Ryan Pickering, Assistant Professor of Psychology, Allegheny College,
Trauma-informed mentoring and teaching can be extremely challenging and emotionally taxing. The complexity of trauma-informed pedagogy not only comes from the wide range of potentially traumatic experiences, but also from the diversity of individual perception and response to those experiences. Over the years, I have dealt with many traumatic events in the classroom and wrote a best-practices chapter on trying to communicate with students about these events (Pickering, 2020). However, at this point in history in the United States, we are seeing what has been called a “cascade of collective traumas” (Silver et al., 2021; i.e., COVID-19, the climate crisis, gun and police violence, economic recessions, etc.). Coping with collective trauma has been a novel experience for many of us and has underlined the importance of flexibility and adaptability in our trauma-informed pedagogy (Vagle, 2016).
Three things in particular have stood out to me over the last two years. Firstly, I have been surprised by the novelty of trauma experienced within this pandemic. For example, I had a student disclose that they had been disowned from their family because they received the COVID-19 vaccine to continue their education. We also know that those from low socioeconomic and marginalized communities have been particularly impacted by these collective traumas (Silver et al., 2021), and although this isn’t novel, the news coverage of structural and systemic inequality has been (at least to me).

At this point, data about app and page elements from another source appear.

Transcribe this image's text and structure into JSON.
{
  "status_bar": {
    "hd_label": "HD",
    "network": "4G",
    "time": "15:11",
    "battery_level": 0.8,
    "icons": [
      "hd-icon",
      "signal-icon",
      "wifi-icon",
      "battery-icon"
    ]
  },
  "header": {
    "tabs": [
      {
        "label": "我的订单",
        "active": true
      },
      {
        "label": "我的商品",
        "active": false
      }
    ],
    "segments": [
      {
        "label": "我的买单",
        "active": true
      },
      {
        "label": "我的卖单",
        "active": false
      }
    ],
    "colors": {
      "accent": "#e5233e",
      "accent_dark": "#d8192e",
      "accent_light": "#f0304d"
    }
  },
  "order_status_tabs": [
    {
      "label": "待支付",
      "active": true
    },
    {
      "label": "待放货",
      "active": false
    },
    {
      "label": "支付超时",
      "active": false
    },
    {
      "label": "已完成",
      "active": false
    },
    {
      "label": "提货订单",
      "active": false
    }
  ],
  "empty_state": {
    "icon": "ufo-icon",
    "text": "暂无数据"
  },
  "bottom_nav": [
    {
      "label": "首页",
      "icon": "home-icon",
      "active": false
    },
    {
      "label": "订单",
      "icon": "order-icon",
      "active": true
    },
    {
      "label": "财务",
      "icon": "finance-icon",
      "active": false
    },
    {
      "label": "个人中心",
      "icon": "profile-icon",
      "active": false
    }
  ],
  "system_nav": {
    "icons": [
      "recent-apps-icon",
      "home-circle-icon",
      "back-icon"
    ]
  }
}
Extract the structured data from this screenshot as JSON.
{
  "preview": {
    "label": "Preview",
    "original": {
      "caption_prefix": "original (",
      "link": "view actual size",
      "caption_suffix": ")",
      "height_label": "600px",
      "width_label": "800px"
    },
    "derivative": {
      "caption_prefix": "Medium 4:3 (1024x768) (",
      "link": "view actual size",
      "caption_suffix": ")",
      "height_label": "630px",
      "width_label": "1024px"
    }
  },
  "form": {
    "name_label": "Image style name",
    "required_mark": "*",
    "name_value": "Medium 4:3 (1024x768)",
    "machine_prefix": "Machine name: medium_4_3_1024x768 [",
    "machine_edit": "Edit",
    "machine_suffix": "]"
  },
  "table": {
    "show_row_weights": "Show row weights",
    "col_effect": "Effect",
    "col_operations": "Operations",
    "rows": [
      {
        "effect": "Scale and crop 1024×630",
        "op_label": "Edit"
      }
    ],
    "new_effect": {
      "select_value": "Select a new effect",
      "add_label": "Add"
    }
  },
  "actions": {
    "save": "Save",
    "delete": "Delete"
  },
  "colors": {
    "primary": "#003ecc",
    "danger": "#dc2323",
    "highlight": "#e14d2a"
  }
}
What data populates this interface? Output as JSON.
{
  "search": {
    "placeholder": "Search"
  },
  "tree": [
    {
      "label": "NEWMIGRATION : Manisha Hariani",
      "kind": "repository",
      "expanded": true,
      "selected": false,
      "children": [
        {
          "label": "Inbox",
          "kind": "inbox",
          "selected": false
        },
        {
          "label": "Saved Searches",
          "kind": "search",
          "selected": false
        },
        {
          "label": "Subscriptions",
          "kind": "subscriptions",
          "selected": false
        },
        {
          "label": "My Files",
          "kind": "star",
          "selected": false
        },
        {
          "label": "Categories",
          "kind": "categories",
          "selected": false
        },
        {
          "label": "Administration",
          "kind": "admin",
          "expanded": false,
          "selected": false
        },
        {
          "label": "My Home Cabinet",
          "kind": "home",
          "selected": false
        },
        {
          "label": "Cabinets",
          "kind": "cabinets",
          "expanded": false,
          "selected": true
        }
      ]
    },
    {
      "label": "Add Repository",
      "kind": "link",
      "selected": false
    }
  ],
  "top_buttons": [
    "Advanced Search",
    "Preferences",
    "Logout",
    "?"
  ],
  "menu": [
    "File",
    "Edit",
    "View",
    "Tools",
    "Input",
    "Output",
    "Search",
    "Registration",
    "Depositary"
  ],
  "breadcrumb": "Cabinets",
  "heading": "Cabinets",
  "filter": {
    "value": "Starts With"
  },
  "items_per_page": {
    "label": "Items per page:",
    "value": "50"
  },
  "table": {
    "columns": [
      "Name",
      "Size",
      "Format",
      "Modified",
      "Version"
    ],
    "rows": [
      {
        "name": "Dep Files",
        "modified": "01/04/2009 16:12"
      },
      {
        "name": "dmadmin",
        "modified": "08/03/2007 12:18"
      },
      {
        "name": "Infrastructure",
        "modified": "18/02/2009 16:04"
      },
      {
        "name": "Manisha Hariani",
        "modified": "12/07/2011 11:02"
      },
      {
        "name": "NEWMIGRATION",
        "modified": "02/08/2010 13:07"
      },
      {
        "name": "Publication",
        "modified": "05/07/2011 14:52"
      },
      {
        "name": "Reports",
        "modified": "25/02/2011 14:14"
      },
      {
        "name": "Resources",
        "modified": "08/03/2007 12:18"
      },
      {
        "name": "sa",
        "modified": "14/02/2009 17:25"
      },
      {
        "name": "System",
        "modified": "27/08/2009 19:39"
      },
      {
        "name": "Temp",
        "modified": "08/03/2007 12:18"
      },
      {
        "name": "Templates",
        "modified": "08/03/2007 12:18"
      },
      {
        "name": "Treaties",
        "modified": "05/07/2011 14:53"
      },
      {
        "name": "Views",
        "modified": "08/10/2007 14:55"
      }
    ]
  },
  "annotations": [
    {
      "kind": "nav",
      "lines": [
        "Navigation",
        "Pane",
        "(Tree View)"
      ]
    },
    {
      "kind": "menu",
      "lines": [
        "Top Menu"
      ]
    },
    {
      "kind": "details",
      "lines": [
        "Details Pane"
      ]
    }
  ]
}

Secondly, I have been baffled by the inflexibility of some faculty who seem to lack patience and empathy for students and who somehow fail to acknowledge that we are still in the midst of a global pandemic. There seem to be faculty who still demand to see doctor’s notes when students are afraid to spread COVID-19 to their classmates, who seem unable to learn how difficult obtaining a doctor’s note can be for students from lower-income backgrounds or who have chronic health conditions. I have heard faculty accuse their students of being liars or being lazy or being flawed in some other way. I have seen faculty insist on putting grief on a timeline with an endpoint. I have been uncomfortable with faculty who seem to insist upon the status quo and who are replicating abusive teaching and mentoring practices.
Thirdly, I have been struck by the resilience of our students. I imagine this has something to do with the collective traumas they’ve experienced throughout their upbringing. They’ve grown up waiting for communities to do the right thing and failing to do so. They’ve seen the failures to respond to gun violence, police reform, climate change, etc. They are not surprised by the anti-science and anti-community movements. But that doesn’t mean that they have no hope for the future, in some ways it seems to have made them more realistic about what it will take to achieve positive outcomes. We can learn so many things from our students, and I have. Through intellectual humility, an integral part of critical pedagogy, we can learn what our students need, and we can adapt to those needs actively and with grace. We can trust our students.
When this is published, there will likely be over one million Americans dead from COVID-19. We cannot continue to ignore the collective traumas that have come with this pandemic. We must acknowledge them and we must adapt to the demands that they create. Our students need to survive and to be allowed use the resilience they have been practicing for years. They also need community – and so do we.
Pickering, R. M. (2020). Responding to events in the news. In M. Kite, K. A. Case, & W. R. Williams (Eds.), Navigating Difficult Moments in Teaching Diversity and Social Justice: Perseverance and Resilience.
Silver, R. C., Holman, E. A., & Garfin, D. R. (2021). Coping with cascading collective traumas in the United States. Nature Human Behavior, 5(1), 4-6. https://doi.org/10.1038/s41562-020-00981-x
Vagle, M. D. (2016). Making pedagogical adaptability less obvious. Theory into Practice, 55(3), 207-216. https://doi.org/10.1080/00405841.2016.1184535